by Dennis Crouch The COVID vaccines do not genetically modify your DNA, but Juno’s patented CAR T-Cell therapy certainly does. Sloan Kettering owns U.S. patent No. 7,446,190 and Juno (BMS) is the exclusive licensee.  The patent claims a nucleic acid polymer (DNA/RNA) that encodes for a particular “chimeric T cell receptor.”  The idea here is part of a revolutionary CAR T-Cell therapy that genetically modifies a patient’s own T-Cells so that it will be able to recognize (and thus attack) specific...
Tags: Law, Patent, Juno, Kite, Federal Circuit, ARIAD, Dennis Crouch, Sloan Kettering, Juno Therapeutics, JMOL, Kite Pharma Fed, Sadelain


Alice Corp v. CLS Bank: When Two Become One

by Dennis Crouch The Alice test officially includes two steps. But these are highly correlated steps. Thus, if a claim fails step one, it usually fails step two as well. In this case, the court appears to borrow heavily from typical step two analysis in order to make its step one conclusion: Universal Secure Registry v. Apple and Visa (Fed. Cir. 2021) The district court dismissed USR’s patent infringement complaint, holding of all four asserted patents were ineligible under the abstract idea tes...
Tags: Apple, Law, Patent, Alice, Fed, Federal Circuit, T Mobile USA, IPR, Alice Corp, Elavon Inc, CLS Bank, Prism Technologies LLC, USR, Universal Secure Registry, Secured Mail Solutions LLC, Universal Wilde Inc


The First Offer Should Be Unreasonable – and Other Oddities of Government Contracting

by Dennis Crouch  The Federal Circuit’s new decision in DynCorp v. US (Fed. Cir. 2021) involves a bid-protest regarding a government contract.  The court’s opening offers a brief insight on the complex world of DOD governmental contracts.

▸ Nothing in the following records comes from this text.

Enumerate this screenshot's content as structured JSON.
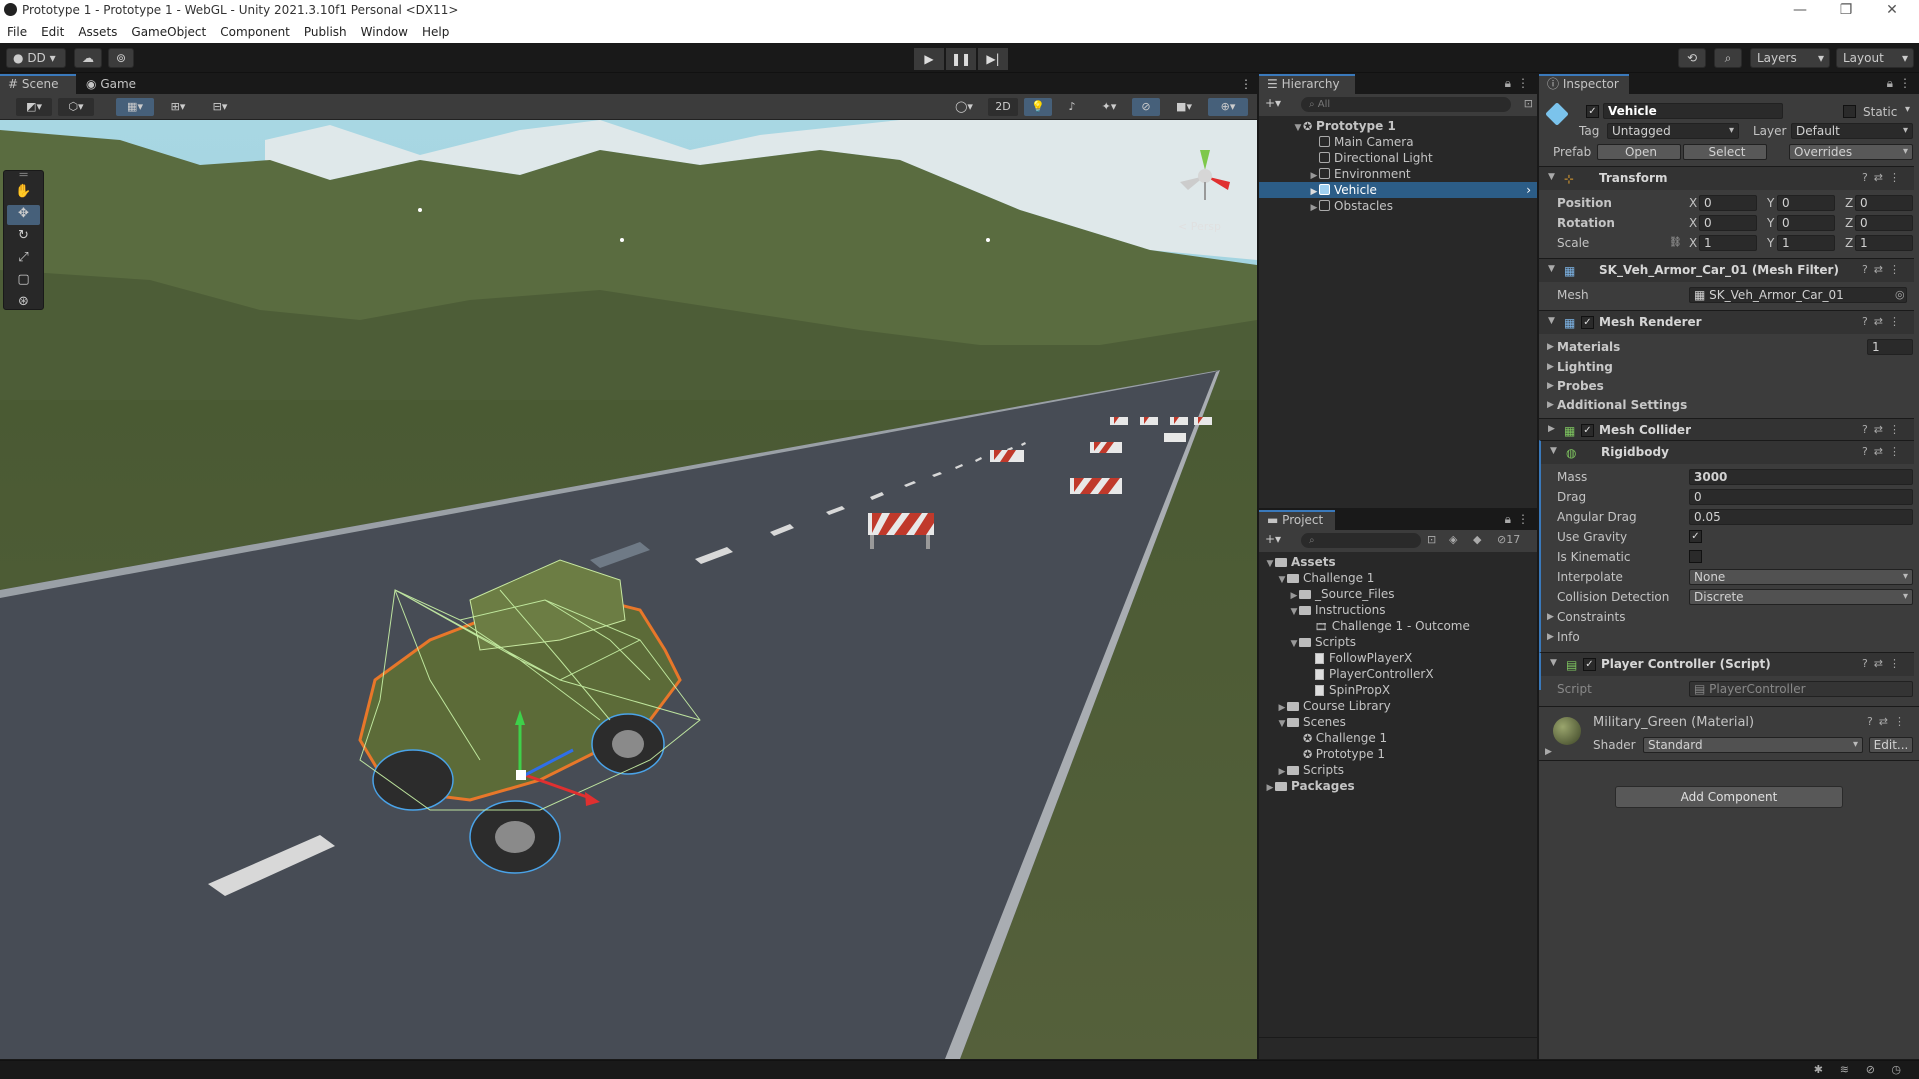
{
  "window": {
    "title": "Prototype 1 - Prototype 1 - WebGL - Unity 2021.3.10f1 Personal <DX11>",
    "controls": [
      "—",
      "❐",
      "✕"
    ]
  },
  "menu": [
    "File",
    "Edit",
    "Assets",
    "GameObject",
    "Component",
    "Publish",
    "Window",
    "Help"
  ],
  "toolbar": {
    "account": "DD",
    "layers": "Layers",
    "layout": "Layout"
  },
  "scene_panel": {
    "tabs": [
      "Scene",
      "Game"
    ],
    "mode_2d": "2D",
    "persp_label": "< Persp"
  },
  "hierarchy": {
    "tab": "Hierarchy",
    "search_placeholder": "All",
    "items": [
      {
        "label": "Prototype 1",
        "depth": 0,
        "expanded": true
      },
      {
        "label": "Main Camera",
        "depth": 1
      },
      {
        "label": "Directional Light",
        "depth": 1
      },
      {
        "label": "Environment",
        "depth": 1,
        "collapsed": true
      },
      {
        "label": "Vehicle",
        "depth": 1,
        "collapsed": true,
        "selected": true
      },
      {
        "label": "Obstacles",
        "depth": 1,
        "collapsed": true
      }
    ]
  },
  "project": {
    "tab": "Project",
    "hidden_count": "17",
    "items": [
      {
        "label": "Assets",
        "bold": true
      },
      {
        "label": "Challenge 1"
      },
      {
        "label": "_Source_Files"
      },
      {
        "label": "Instructions"
      },
      {
        "label": "Challenge 1 - Outcome"
      },
      {
        "label": "Scripts"
      },
      {
        "label": "FollowPlayerX"
      },
      {
        "label": "PlayerControllerX"
      },
      {
        "label": "SpinPropX"
      },
      {
        "label": "Course Library"
      },
      {
        "label": "Scenes"
      },
      {
        "label": "Challenge 1"
      },
      {
        "label": "Prototype 1"
      },
      {
        "label": "Scripts"
      },
      {
        "label": "Packages",
        "bold": true
      }
    ]
  },
  "inspector": {
    "tab": "Inspector",
    "object_name": "Vehicle",
    "static_label": "Static",
    "tag_label": "Tag",
    "tag_value": "Untagged",
    "layer_label": "Layer",
    "layer_value": "Default",
    "prefab_label": "Prefab",
    "prefab_open": "Open",
    "prefab_select": "Select",
    "prefab_overrides": "Overrides",
    "transform": {
      "title": "Transform",
      "position_label": "Position",
      "position": [
        "0",
        "0",
        "0"
      ],
      "rotation_label": "Rotation",
      "rotation": [
        "0",
        "0",
        "0"
      ],
      "scale_label": "Scale",
      "scale": [
        "1",
        "1",
        "1"
      ],
      "axes": [
        "X",
        "Y",
        "Z"
      ]
    },
    "mesh_filter": {
      "title": "SK_Veh_Armor_Car_01 (Mesh Filter)",
      "mesh_label": "Mesh",
      "mesh_value": "SK_Veh_Armor_Car_01"
    },
    "mesh_renderer": {
      "title": "Mesh Renderer",
      "materials_label": "Materials",
      "materials_count": "1",
      "lighting": "Lighting",
      "probes": "Probes",
      "additional": "Additional Settings"
    },
    "mesh_collider": {
      "title": "Mesh Collider"
    },
    "rigidbody": {
      "title": "Rigidbody",
      "mass_label": "Mass",
      "mass": "3000",
      "drag_label": "Drag",
      "drag": "0",
      "angular_drag_label": "Angular Drag",
      "angular_drag": "0.05",
      "use_gravity_label": "Use Gravity",
      "use_gravity": true,
      "is_kinematic_label": "Is Kinematic",
      "is_kinematic": false,
      "interpolate_label": "Interpolate",
      "interpolate": "None",
      "collision_label": "Collision Detection",
      "collision": "Discrete",
      "constraints": "Constraints",
      "info": "Info"
    },
    "player_controller": {
      "title": "Player Controller (Script)",
      "script_label": "Script",
      "script_value": "PlayerController"
    },
    "material": {
      "title": "Military_Green (Material)",
      "shader_label": "Shader",
      "shader_value": "Standard",
      "edit": "Edit..."
    },
    "add_component": "Add Component"
  },
  "colors": {
    "selection": "#2c5d87",
    "accent": "#3a79bb",
    "sky": "#9fd2de",
    "ground": "#4c5a34",
    "road": "#454a52"
  }
}
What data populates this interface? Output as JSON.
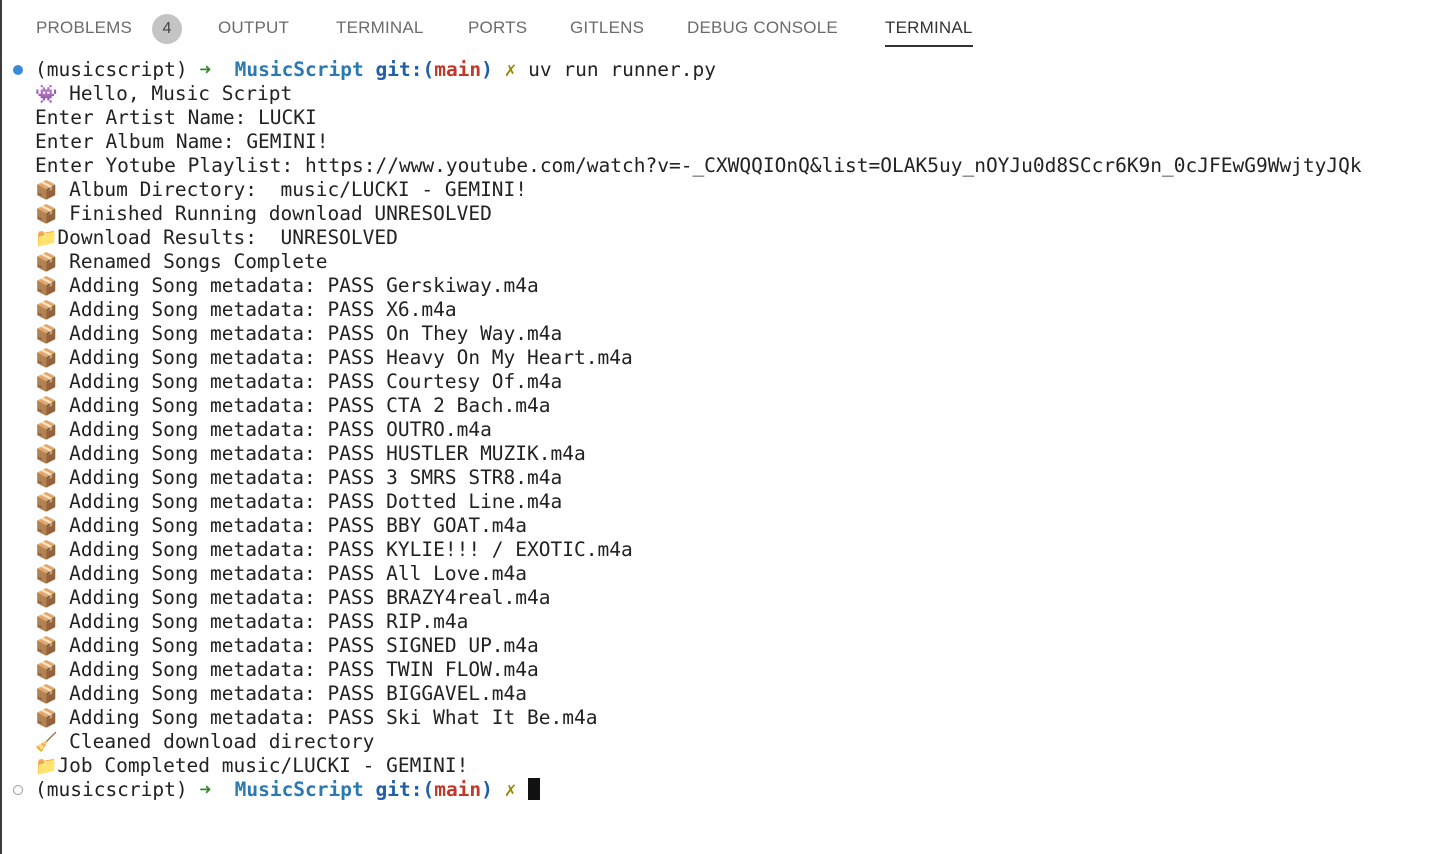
{
  "tabs": [
    {
      "label": "PROBLEMS",
      "badge": "4"
    },
    {
      "label": "OUTPUT"
    },
    {
      "label": "TERMINAL"
    },
    {
      "label": "PORTS"
    },
    {
      "label": "GITLENS"
    },
    {
      "label": "DEBUG CONSOLE"
    },
    {
      "label": "TERMINAL",
      "active": true
    }
  ],
  "prompt": {
    "env": "(musicscript)",
    "arrow": "➜",
    "project": "MusicScript",
    "git_label": "git:(",
    "branch": "main",
    "git_close": ")",
    "dirty": "✗"
  },
  "command": "uv run runner.py",
  "output": [
    {
      "icon": "👾",
      "text": "Hello, Music Script"
    },
    {
      "icon": "",
      "text": "Enter Artist Name: LUCKI"
    },
    {
      "icon": "",
      "text": "Enter Album Name: GEMINI!"
    },
    {
      "icon": "",
      "text": "Enter Yotube Playlist: https://www.youtube.com/watch?v=-_CXWQQIOnQ&list=OLAK5uy_nOYJu0d8SCcr6K9n_0cJFEwG9WwjtyJQk"
    },
    {
      "icon": "📦",
      "text": "Album Directory:  music/LUCKI - GEMINI!"
    },
    {
      "icon": "📦",
      "text": "Finished Running download UNRESOLVED"
    },
    {
      "icon": "📁",
      "text": "Download Results:  UNRESOLVED"
    },
    {
      "icon": "📦",
      "text": "Renamed Songs Complete"
    },
    {
      "icon": "📦",
      "text": "Adding Song metadata: PASS Gerskiway.m4a"
    },
    {
      "icon": "📦",
      "text": "Adding Song metadata: PASS X6.m4a"
    },
    {
      "icon": "📦",
      "text": "Adding Song metadata: PASS On They Way.m4a"
    },
    {
      "icon": "📦",
      "text": "Adding Song metadata: PASS Heavy On My Heart.m4a"
    },
    {
      "icon": "📦",
      "text": "Adding Song metadata: PASS Courtesy Of.m4a"
    },
    {
      "icon": "📦",
      "text": "Adding Song metadata: PASS CTA 2 Bach.m4a"
    },
    {
      "icon": "📦",
      "text": "Adding Song metadata: PASS OUTRO.m4a"
    },
    {
      "icon": "📦",
      "text": "Adding Song metadata: PASS HUSTLER MUZIK.m4a"
    },
    {
      "icon": "📦",
      "text": "Adding Song metadata: PASS 3 SMRS STR8.m4a"
    },
    {
      "icon": "📦",
      "text": "Adding Song metadata: PASS Dotted Line.m4a"
    },
    {
      "icon": "📦",
      "text": "Adding Song metadata: PASS BBY GOAT.m4a"
    },
    {
      "icon": "📦",
      "text": "Adding Song metadata: PASS KYLIE!!! / EXOTIC.m4a"
    },
    {
      "icon": "📦",
      "text": "Adding Song metadata: PASS All Love.m4a"
    },
    {
      "icon": "📦",
      "text": "Adding Song metadata: PASS BRAZY4real.m4a"
    },
    {
      "icon": "📦",
      "text": "Adding Song metadata: PASS RIP.m4a"
    },
    {
      "icon": "📦",
      "text": "Adding Song metadata: PASS SIGNED UP.m4a"
    },
    {
      "icon": "📦",
      "text": "Adding Song metadata: PASS TWIN FLOW.m4a"
    },
    {
      "icon": "📦",
      "text": "Adding Song metadata: PASS BIGGAVEL.m4a"
    },
    {
      "icon": "📦",
      "text": "Adding Song metadata: PASS Ski What It Be.m4a"
    },
    {
      "icon": "🧹",
      "text": "Cleaned download directory"
    },
    {
      "icon": "📁",
      "text": "Job Completed music/LUCKI - GEMINI!"
    }
  ]
}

This bid-protest case arises from a peculiar procurement mechanism. Contracting officers often must discuss deficiencies and significant weaknesses in proposals with offerors before proposals are final. And so when an offeror proposes a price that is unreasona...
Tags: Law, Army, Patent, Dod, US Fed, Federal Circuit, Dennis Crouch, DynCorp, The Court of Federal Claims


Copyrightability of Software: The Next Big Case

by Dennis Crouch The next big software copyright case is before the Federal Circuit in the form of SAS Institute, Inc. v. World Programming Limited, Docket No. 21-1542.  The litigation has substantial parallels to Google v. Oracle, but might end up with a different outcome. In Google, the Supreme Court found fair-use but did not decide the issue of copyrightability. That issue is front-and-center in this case. WPL is a UK based software company who obtained several copies of SAS statistical soft...
Tags: Google, UK, Law, Wpl, North Carolina, Oracle, Patent, Sas, Fifth Circuit, Madlib, Federal Circuit, WPS, Tex, SAS Institute Inc, Dennis Crouch, MathWorks


Future MacBooks could replace this integral component with a touchscreen

Apple's was just granted a patent that may signal the future of MacBooks -- a future without physical keyboards whatsoever.
Tags: Apple, News, Trends, Macbook, Computing, Patent